Abstract:
We study exit times from a set for a family of multivariate autoregressive processes with normally distributed noise. By using the large deviation principle, and other methods, we show that the asymptotic behavior of the exit time depends only on the set itself and on the covariance matrix of the stationary distribution of the process. The results are extended to exit times from intervals for the univariate autoregressive process of order n, where the exit time is of the same order of magnitude as the exponential of the inverse of the variance of the stationary distribution.

Abstract:
We examine the density functions of the first exit times of the Bessel process from the intervals [0,1) and (0,1). First, we express them by means of the transition density function of the killed process. Using that relationship we provide precise estimates and asymptotics of the exit time densities. In particular, the results hold for the first exit time of the n-dimensional Brownian motion from a ball.

Abstract:
We introduce exact methods for the simulation of sample paths of one-dimensional diffusions with a discontinuity in the drift function. Our procedures require the simulation of finite-dimensional candidate draws from probability laws related to those of Brownian motion and its local time and are based on the principle of retrospective rejection sampling. A simple illustration is provided.

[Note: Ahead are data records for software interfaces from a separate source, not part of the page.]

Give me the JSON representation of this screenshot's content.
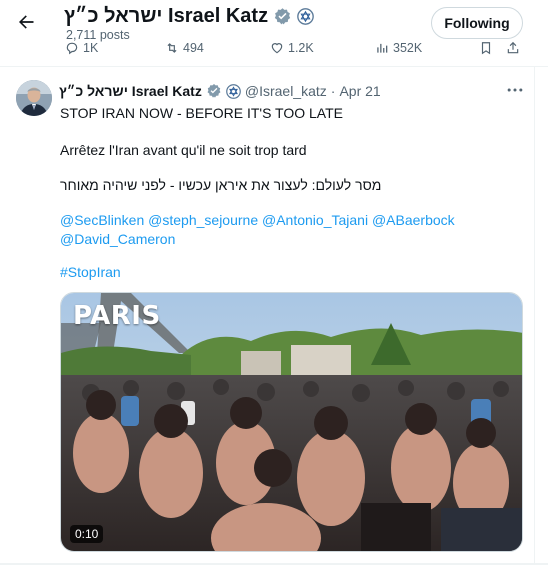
{
  "header": {
    "display_name": "ישראל כ״ץ Israel Katz",
    "post_count": "2,711 posts",
    "follow_label": "Following"
  },
  "prev_actions": {
    "replies": "1K",
    "reposts": "494",
    "likes": "1.2K",
    "views": "352K"
  },
  "tweet": {
    "name": "ישראל כ״ץ Israel Katz",
    "handle": "@Israel_katz",
    "separator": "·",
    "date": "Apr 21",
    "line1": "STOP IRAN NOW - BEFORE IT'S TOO LATE",
    "line2": "Arrêtez l'Iran avant qu'il ne soit trop tard",
    "line3": "מסר לעולם: לעצור את איראן עכשיו - לפני שיהיה מאוחר",
    "mentions": [
      "@SecBlinken",
      "@steph_sejourne",
      "@Antonio_Tajani",
      "@ABaerbock",
      "@David_Cameron"
    ],
    "hashtag": "#StopIran"
  },
  "media": {
    "brand_text": "PARIS",
    "duration": "0:10"
  },
  "icons": {
    "back": "arrow-left-icon",
    "verified": "verified-badge-icon",
    "government": "israel-flag-emblem-icon",
    "more": "more-horizontal-icon",
    "reply": "reply-icon",
    "repost": "repost-icon",
    "like": "heart-icon",
    "views": "views-chart-icon",
    "bookmark": "bookmark-icon",
    "share": "share-icon"
  },
  "colors": {
    "verified": "#829aab",
    "link": "#1d9bf0",
    "muted": "#536471"
  }
}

Abstract:
Consider a reflecting diffusion in a domain in $R^d$ that acquires drift in proportion to the amount of local time spent on the boundary of the domain. We show that the stationary distribution for the joint law of the position of the reflecting process and the value of the drift vector has a product form. Moreover, the first component is the symmetrizing measure on the domain for the reflecting diffusion without inert drift, and the second component has a Gaussian distribution. We also consider processes where the drift is given in terms of the gradient of a potential.